Robbie Caldwell
Year 1: *2-10 Head Coach When Hired? No
Year 2: n/a Head Coaching Experience? No
Wins per Season: 2

You all know the last fellow.

James Franklin
Year 1: *6-7 Head Coach When Hired? No
Year 2: *9-4 Head Coaching Experience? No
Wins per Season: 7
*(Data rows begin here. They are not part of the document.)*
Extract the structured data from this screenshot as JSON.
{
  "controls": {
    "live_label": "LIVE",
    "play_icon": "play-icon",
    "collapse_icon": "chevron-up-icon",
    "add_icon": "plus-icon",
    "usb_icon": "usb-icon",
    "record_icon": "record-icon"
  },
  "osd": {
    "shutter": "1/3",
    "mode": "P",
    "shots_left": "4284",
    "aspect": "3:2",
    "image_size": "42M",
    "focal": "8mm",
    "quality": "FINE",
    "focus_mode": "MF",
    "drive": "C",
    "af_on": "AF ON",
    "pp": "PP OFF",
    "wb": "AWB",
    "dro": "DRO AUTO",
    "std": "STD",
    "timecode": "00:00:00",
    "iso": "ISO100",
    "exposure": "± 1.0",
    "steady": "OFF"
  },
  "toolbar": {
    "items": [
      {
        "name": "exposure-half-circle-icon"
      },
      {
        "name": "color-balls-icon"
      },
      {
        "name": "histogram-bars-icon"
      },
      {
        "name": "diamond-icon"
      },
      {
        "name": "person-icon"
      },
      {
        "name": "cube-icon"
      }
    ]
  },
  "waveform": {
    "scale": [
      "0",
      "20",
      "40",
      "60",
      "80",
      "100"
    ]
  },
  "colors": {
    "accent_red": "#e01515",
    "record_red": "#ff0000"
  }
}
So, since Captain America disappeared into the glacier, the average first-year Vandy coach wins about 3 games (both mean and median) and about 4 games the second year (the median is 3).  And if you math it up, by and large, it works out to about 4 wins a year no matter when or who is around.  (Note that I did not include Robbie Caldwell in these calculations as he was an interim head coach and not a deliberate hire, and besides, the man has suffered enough.) Of those fourteen names, only four were head coaches when they were hired (and only one from what is now a Power-5 school, and that in 1953).  But none of those ever averaged as many as four wins a season at Vanderbilt, and of the four other Vanderbilt head coaches who did average over 4 wins a season, none were head coaches when hired and only one had ever been a head coach before.  When I came into this, I was expecting previous head coaching experience to be more of a difference maker, but the record says otherwise.

Set against that, Mason's record of 3-7 with two to go isn't really that historically abnormal; 3 wins is as good or better than most of the guys on this list (and you can argue that CBE and CFP had the cupboard left full by their predecessors). And any coach who's averaged more than 4 wins per season has been poached by somebody else in not more than four years (again, except for CBE, who in retrospect was done wrong and no fooling).

There are two ways you can spin this.  One is that unless you're more successful than average right away, you're never going to establish consistent success here.  The other is that unless somebody tees it up for you in terms of leaving behind established talent, you're going to struggle here the first year no matter what.  Unless we can go out and throw a sack of gold at somebody's feet to persuade the super-hotshot-coach-of-the-moment to decamp from their school (and I don't know how much it would take, but if $21M for 7 years didn't shift Gus Malzahn when he was an assistant, I suspect it'll be north of that), what we're doing is as sane as anything we've ever done with successful results.